▸ TASK
Here the job is to retype the data word for word while leaving the pictures aside.
##########
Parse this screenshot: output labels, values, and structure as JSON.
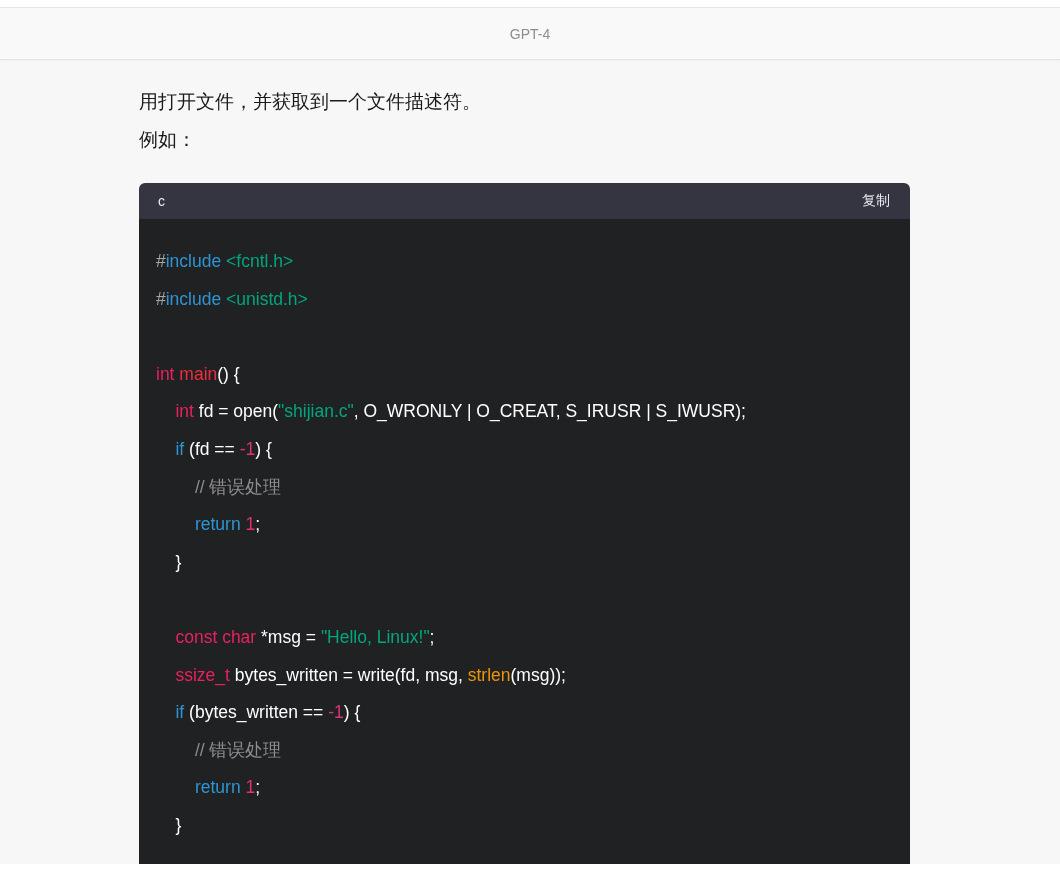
{
  "header": {
    "title": "GPT-4"
  },
  "message": {
    "paragraphs": [
      "用打开文件，并获取到一个文件描述符。",
      "例如："
    ],
    "code_block": {
      "language": "c",
      "copy_label": "复制",
      "lines": [
        {
          "kind": "code",
          "tokens": [
            {
              "kind": "pre",
              "text": "#"
            },
            {
              "kind": "kw",
              "text": "include"
            },
            {
              "kind": "str",
              "text": " <fcntl.h>"
            }
          ]
        },
        {
          "kind": "code",
          "tokens": [
            {
              "kind": "pre",
              "text": "#"
            },
            {
              "kind": "kw",
              "text": "include"
            },
            {
              "kind": "str",
              "text": " <unistd.h>"
            }
          ]
        },
        {
          "kind": "blank"
        },
        {
          "kind": "code",
          "tokens": [
            {
              "kind": "type",
              "text": "int"
            },
            {
              "kind": "fn",
              "text": " main"
            },
            {
              "kind": "plain",
              "text": "() {"
            }
          ]
        },
        {
          "kind": "code",
          "tokens": [
            {
              "kind": "type",
              "text": "    int"
            },
            {
              "kind": "plain",
              "text": " fd = open("
            },
            {
              "kind": "str",
              "text": "\"shijian.c\""
            },
            {
              "kind": "plain",
              "text": ", O_WRONLY | O_CREAT, S_IRUSR | S_IWUSR);"
            }
          ]
        },
        {
          "kind": "code",
          "tokens": [
            {
              "kind": "kw",
              "text": "    if"
            },
            {
              "kind": "plain",
              "text": " (fd == "
            },
            {
              "kind": "num",
              "text": "-1"
            },
            {
              "kind": "plain",
              "text": ") {"
            }
          ]
        },
        {
          "kind": "code",
          "tokens": [
            {
              "kind": "com",
              "text": "        // 错误处理"
            }
          ]
        },
        {
          "kind": "code",
          "tokens": [
            {
              "kind": "kw",
              "text": "        return"
            },
            {
              "kind": "num",
              "text": " 1"
            },
            {
              "kind": "plain",
              "text": ";"
            }
          ]
        },
        {
          "kind": "code",
          "tokens": [
            {
              "kind": "plain",
              "text": "    }"
            }
          ]
        },
        {
          "kind": "blank"
        },
        {
          "kind": "code",
          "tokens": [
            {
              "kind": "type",
              "text": "    const char"
            },
            {
              "kind": "plain",
              "text": " *msg = "
            },
            {
              "kind": "str",
              "text": "\"Hello, Linux!\""
            },
            {
              "kind": "plain",
              "text": ";"
            }
          ]
        },
        {
          "kind": "code",
          "tokens": [
            {
              "kind": "type",
              "text": "    ssize_t"
            },
            {
              "kind": "plain",
              "text": " bytes_written = write(fd, msg, "
            },
            {
              "kind": "builtin",
              "text": "strlen"
            },
            {
              "kind": "plain",
              "text": "(msg));"
            }
          ]
        },
        {
          "kind": "code",
          "tokens": [
            {
              "kind": "kw",
              "text": "    if"
            },
            {
              "kind": "plain",
              "text": " (bytes_written == "
            },
            {
              "kind": "num",
              "text": "-1"
            },
            {
              "kind": "plain",
              "text": ") {"
            }
          ]
        },
        {
          "kind": "code",
          "tokens": [
            {
              "kind": "com",
              "text": "        // 错误处理"
            }
          ]
        },
        {
          "kind": "code",
          "tokens": [
            {
              "kind": "kw",
              "text": "        return"
            },
            {
              "kind": "num",
              "text": " 1"
            },
            {
              "kind": "plain",
              "text": ";"
            }
          ]
        },
        {
          "kind": "code",
          "tokens": [
            {
              "kind": "plain",
              "text": "    }"
            }
          ]
        }
      ]
    }
  }
}
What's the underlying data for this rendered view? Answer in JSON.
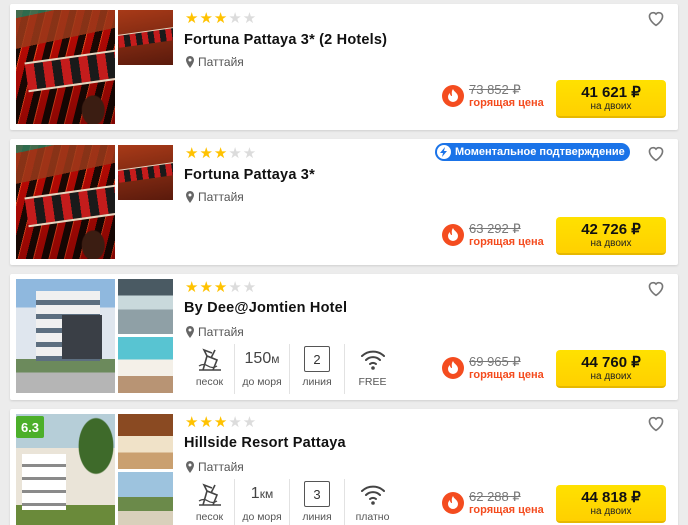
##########
▸ ANSWER
Parse this screenshot: output labels, values, and structure as JSON.
{
  "header": {
    "title": "GPT-4"
  },
  "message": {
    "paragraphs": [
      "用打开文件，并获取到一个文件描述符。",
      "例如："
    ],
    "code_block": {
      "language": "c",
      "copy_label": "复制",
      "lines": [
        {
          "kind": "code",
          "tokens": [
            {
              "kind": "pre",
              "text": "#"
            },
            {
              "kind": "kw",
              "text": "include"
            },
            {
              "kind": "str",
              "text": " <fcntl.h>"
            }
          ]
        },
        {
          "kind": "code",
          "tokens": [
            {
              "kind": "pre",
              "text": "#"
            },
            {
              "kind": "kw",
              "text": "include"
            },
            {
              "kind": "str",
              "text": " <unistd.h>"
            }
          ]
        },
        {
          "kind": "blank"
        },
        {
          "kind": "code",
          "tokens": [
            {
              "kind": "type",
              "text": "int"
            },
            {
              "kind": "fn",
              "text": " main"
            },
            {
              "kind": "plain",
              "text": "() {"
            }
          ]
        },
        {
          "kind": "code",
          "tokens": [
            {
              "kind": "type",
              "text": "    int"
            },
            {
              "kind": "plain",
              "text": " fd = open("
            },
            {
              "kind": "str",
              "text": "\"shijian.c\""
            },
            {
              "kind": "plain",
              "text": ", O_WRONLY | O_CREAT, S_IRUSR | S_IWUSR);"
            }
          ]
        },
        {
          "kind": "code",
          "tokens": [
            {
              "kind": "kw",
              "text": "    if"
            },
            {
              "kind": "plain",
              "text": " (fd == "
            },
            {
              "kind": "num",
              "text": "-1"
            },
            {
              "kind": "plain",
              "text": ") {"
            }
          ]
        },
        {
          "kind": "code",
          "tokens": [
            {
              "kind": "com",
              "text": "        // 错误处理"
            }
          ]
        },
        {
          "kind": "code",
          "tokens": [
            {
              "kind": "kw",
              "text": "        return"
            },
            {
              "kind": "num",
              "text": " 1"
            },
            {
              "kind": "plain",
              "text": ";"
            }
          ]
        },
        {
          "kind": "code",
          "tokens": [
            {
              "kind": "plain",
              "text": "    }"
            }
          ]
        },
        {
          "kind": "blank"
        },
        {
          "kind": "code",
          "tokens": [
            {
              "kind": "type",
              "text": "    const char"
            },
            {
              "kind": "plain",
              "text": " *msg = "
            },
            {
              "kind": "str",
              "text": "\"Hello, Linux!\""
            },
            {
              "kind": "plain",
              "text": ";"
            }
          ]
        },
        {
          "kind": "code",
          "tokens": [
            {
              "kind": "type",
              "text": "    ssize_t"
            },
            {
              "kind": "plain",
              "text": " bytes_written = write(fd, msg, "
            },
            {
              "kind": "builtin",
              "text": "strlen"
            },
            {
              "kind": "plain",
              "text": "(msg));"
            }
          ]
        },
        {
          "kind": "code",
          "tokens": [
            {
              "kind": "kw",
              "text": "    if"
            },
            {
              "kind": "plain",
              "text": " (bytes_written == "
            },
            {
              "kind": "num",
              "text": "-1"
            },
            {
              "kind": "plain",
              "text": ") {"
            }
          ]
        },
        {
          "kind": "code",
          "tokens": [
            {
              "kind": "com",
              "text": "        // 错误处理"
            }
          ]
        },
        {
          "kind": "code",
          "tokens": [
            {
              "kind": "kw",
              "text": "        return"
            },
            {
              "kind": "num",
              "text": " 1"
            },
            {
              "kind": "plain",
              "text": ";"
            }
          ]
        },
        {
          "kind": "code",
          "tokens": [
            {
              "kind": "plain",
              "text": "    }"
            }
          ]
        }
      ]
    }
  }
}
What's the underlying data for this rendered view? Answer in JSON.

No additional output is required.